Segment Open

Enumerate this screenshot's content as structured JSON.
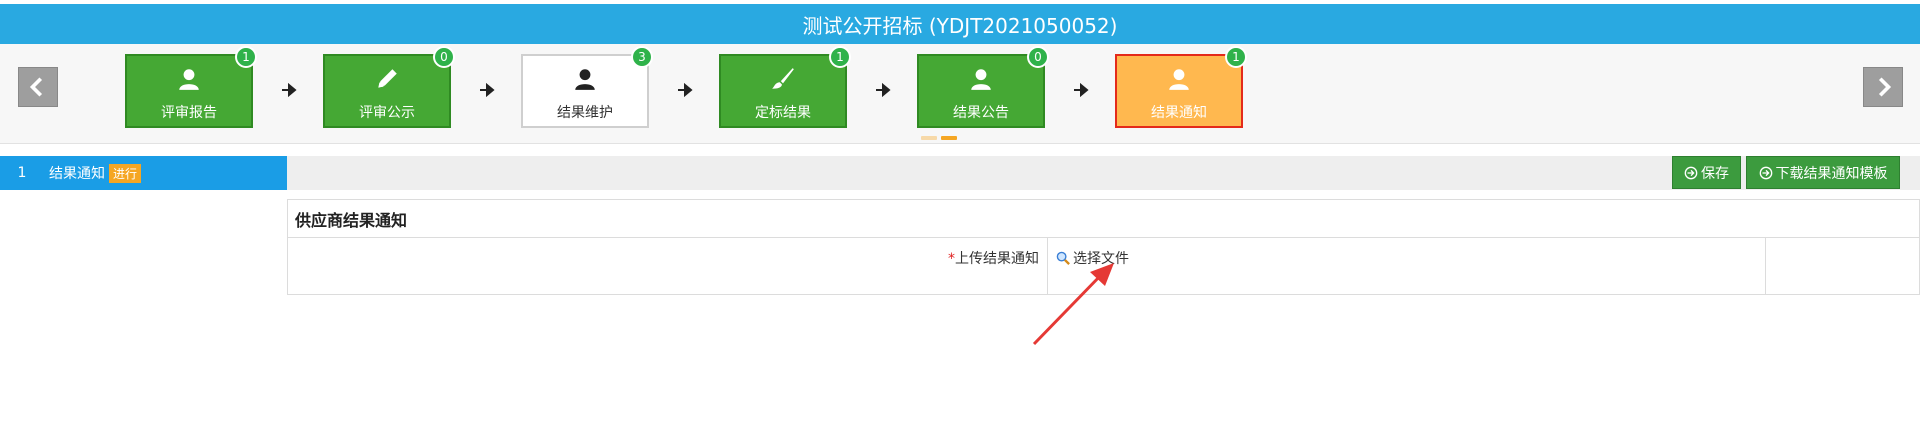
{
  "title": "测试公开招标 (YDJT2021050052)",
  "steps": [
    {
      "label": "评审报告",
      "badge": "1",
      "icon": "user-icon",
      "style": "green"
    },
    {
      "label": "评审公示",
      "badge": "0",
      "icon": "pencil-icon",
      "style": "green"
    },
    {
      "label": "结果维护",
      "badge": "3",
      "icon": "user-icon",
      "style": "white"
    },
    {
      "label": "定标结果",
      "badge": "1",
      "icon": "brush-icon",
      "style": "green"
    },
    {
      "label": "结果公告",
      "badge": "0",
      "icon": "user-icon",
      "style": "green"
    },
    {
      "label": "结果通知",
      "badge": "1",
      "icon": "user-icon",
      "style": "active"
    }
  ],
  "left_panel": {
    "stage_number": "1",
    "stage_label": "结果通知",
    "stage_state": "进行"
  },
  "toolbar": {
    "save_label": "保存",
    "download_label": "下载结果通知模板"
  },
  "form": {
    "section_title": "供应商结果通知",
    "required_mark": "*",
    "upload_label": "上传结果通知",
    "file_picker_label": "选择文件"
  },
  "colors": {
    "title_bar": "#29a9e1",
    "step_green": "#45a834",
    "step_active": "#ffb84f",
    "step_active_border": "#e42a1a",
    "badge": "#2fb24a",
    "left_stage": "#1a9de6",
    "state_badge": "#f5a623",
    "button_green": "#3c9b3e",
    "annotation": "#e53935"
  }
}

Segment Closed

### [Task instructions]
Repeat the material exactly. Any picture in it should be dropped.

### [Task solution]
Enumerate this screenshot's content as structured JSON.
{
  "title": "测试公开招标 (YDJT2021050052)",
  "steps": [
    {
      "label": "评审报告",
      "badge": "1",
      "icon": "user-icon",
      "style": "green"
    },
    {
      "label": "评审公示",
      "badge": "0",
      "icon": "pencil-icon",
      "style": "green"
    },
    {
      "label": "结果维护",
      "badge": "3",
      "icon": "user-icon",
      "style": "white"
    },
    {
      "label": "定标结果",
      "badge": "1",
      "icon": "brush-icon",
      "style": "green"
    },
    {
      "label": "结果公告",
      "badge": "0",
      "icon": "user-icon",
      "style": "green"
    },
    {
      "label": "结果通知",
      "badge": "1",
      "icon": "user-icon",
      "style": "active"
    }
  ],
  "left_panel": {
    "stage_number": "1",
    "stage_label": "结果通知",
    "stage_state": "进行"
  },
  "toolbar": {
    "save_label": "保存",
    "download_label": "下载结果通知模板"
  },
  "form": {
    "section_title": "供应商结果通知",
    "required_mark": "*",
    "upload_label": "上传结果通知",
    "file_picker_label": "选择文件"
  },
  "colors": {
    "title_bar": "#29a9e1",
    "step_green": "#45a834",
    "step_active": "#ffb84f",
    "step_active_border": "#e42a1a",
    "badge": "#2fb24a",
    "left_stage": "#1a9de6",
    "state_badge": "#f5a623",
    "button_green": "#3c9b3e",
    "annotation": "#e53935"
  }
}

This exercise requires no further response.